There is a bit of healthy competition between families on who is filling the most bucket loads of grapes. It reminds me of going strawberry picking with my family when I was younger, except I’m not getting told off for eating more than I pick. Time really flies and soon we have filled all of the boxes we need to and head back to the yard, followed by Brian in the tractor carrying our plunder. I try one of the grapes on the way back, they are a beautiful blue colour and wonderfully sweet. I’m also surprised how small they are compared to grapes you see the store. Brian explains that it is the skins that give the wine the colour and therefore it is the surface area that is important.
Snags and beer break
When we get back to the yard it is time for a lunch break and snags and burgers laid on by volunteers from the local Colbinabbin Primary school. I also try some of the Amber Ale from Shiraz Republic’s nano-brewery Cornella Real and it is really good.
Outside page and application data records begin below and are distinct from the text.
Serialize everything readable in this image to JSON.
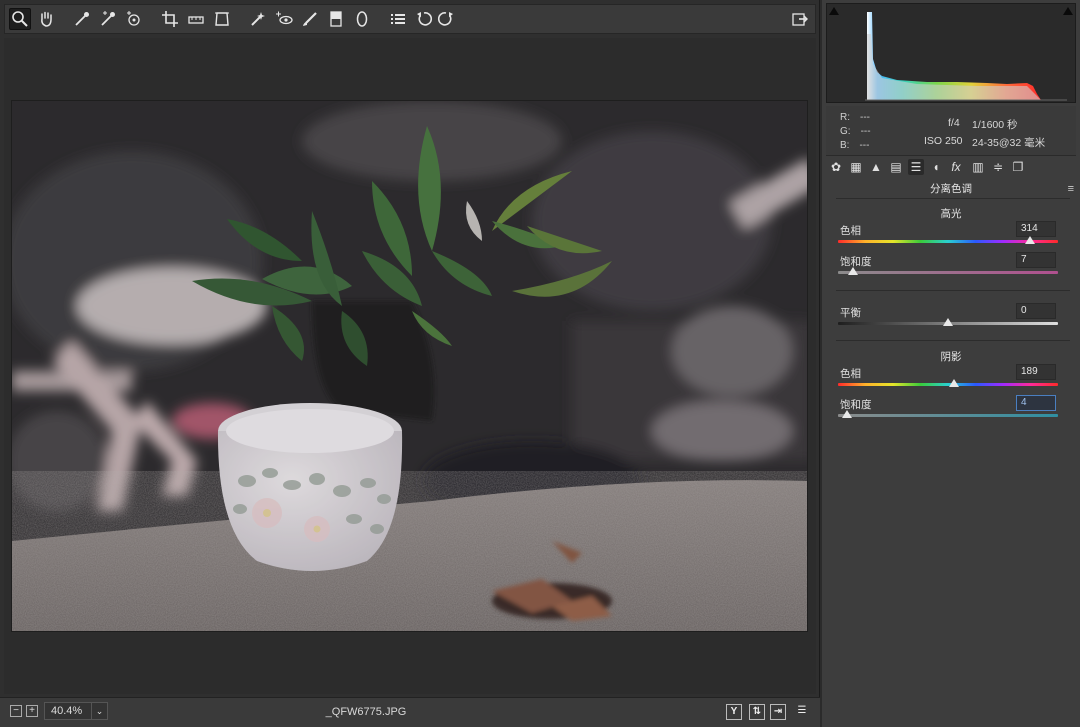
{
  "toolbar": {
    "tools": [
      "zoom-icon",
      "hand-icon",
      "white-balance-icon",
      "color-sampler-icon",
      "target-adjust-icon",
      "crop-icon",
      "straighten-icon",
      "transform-icon",
      "spot-removal-icon",
      "red-eye-icon",
      "adjustment-brush-icon",
      "graduated-filter-icon",
      "radial-filter-icon",
      "list-icon",
      "rotate-left-icon",
      "rotate-right-icon"
    ],
    "export_icon": "export-icon"
  },
  "status": {
    "zoom": "40.4%",
    "filename": "_QFW6775.JPG",
    "minus": "−",
    "plus": "+",
    "y_label": "Y"
  },
  "info": {
    "r_label": "R:",
    "r_value": "---",
    "g_label": "G:",
    "g_value": "---",
    "b_label": "B:",
    "b_value": "---",
    "aperture": "f/4",
    "shutter": "1/1600 秒",
    "iso": "ISO 250",
    "lens": "24-35@32 毫米"
  },
  "panel": {
    "title": "分离色调",
    "highlights": {
      "head": "高光",
      "hue_label": "色相",
      "hue_value": "314",
      "hue_fraction": 0.872,
      "sat_label": "饱和度",
      "sat_value": "7",
      "sat_fraction": 0.07
    },
    "balance": {
      "label": "平衡",
      "value": "0",
      "fraction": 0.5
    },
    "shadows": {
      "head": "阴影",
      "hue_label": "色相",
      "hue_value": "189",
      "hue_fraction": 0.525,
      "sat_label": "饱和度",
      "sat_value": "4",
      "sat_fraction": 0.04
    }
  }
}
While my group have lunch we watch a group of Rent-A-Rowers that have come back from the previous week to press off their wine. I knew I wouldn’t be able to come back down next week for this part, but Shiraz Republic would do it for me, so I watched to see what I would be missing. Ideally I would like to take part in the whole process, but the good thing is you can be as hands on or as hands off as you want to be through the whole experience. The partially fermented grapes from the previous week are pressed through the basket press, (which looked quite hard work), and then put in the demijohns. What was left looked like a wine cake slab – but I’m guessing it would not be very appetising!
Crushing and de-stemming our grapes
Next it is down to crushing our own grapes. We each get a container to collect our grapes after they are crushed, making sure we sterilise them first and hose them down. We take it in turns to hand-crank the grapes through the machine, either standing on the step-ladder loading from the top, turning the wheel, or standing at the messy end steadying the machine and getting covered as stems shoot out of the end. Apparently the local sheep like these stalks, so nothing is wasted. Loading the grapes is not as simple as it looks, as trying to get ahead by pouring more of the box of grapes in just jams the rollers. Everybody helps everybody else as we learn what we are doing and at the end of the day it really does feel like a group of strangers did turn into a real community of winemakers.
And more crushing the traditional way
After collecting the containers from under the crusher we can’t resist a bit of traditional pressing by getting into the container and stomping. It’s a very slimy squishy feeling. A fantastic family help out my potentially British wine and sing for me as I stomp to give a bit of an Italian touch to it. Next, we label our containers and drag them into the store ready for the next seven days and pressing off, but, not before Brian takes a glass and demonstrates how the colour has seeped out of the skins so quickly already. It is already past Rosé!
Dreaming of my own wine label
Then it is time to say goodbye, but not before I make a few purchases to stock up my wine at home and check out last year’s Rent-A-Rowers’ wine labels.
Then I’m off back to my accommodation at “The Cellars” before the long journey home on Sunday. I go to bed dreaming about what I’m going to call my wine and start designing labels in my head…
This blog is my own personal opinion and all activities were done at my own expense.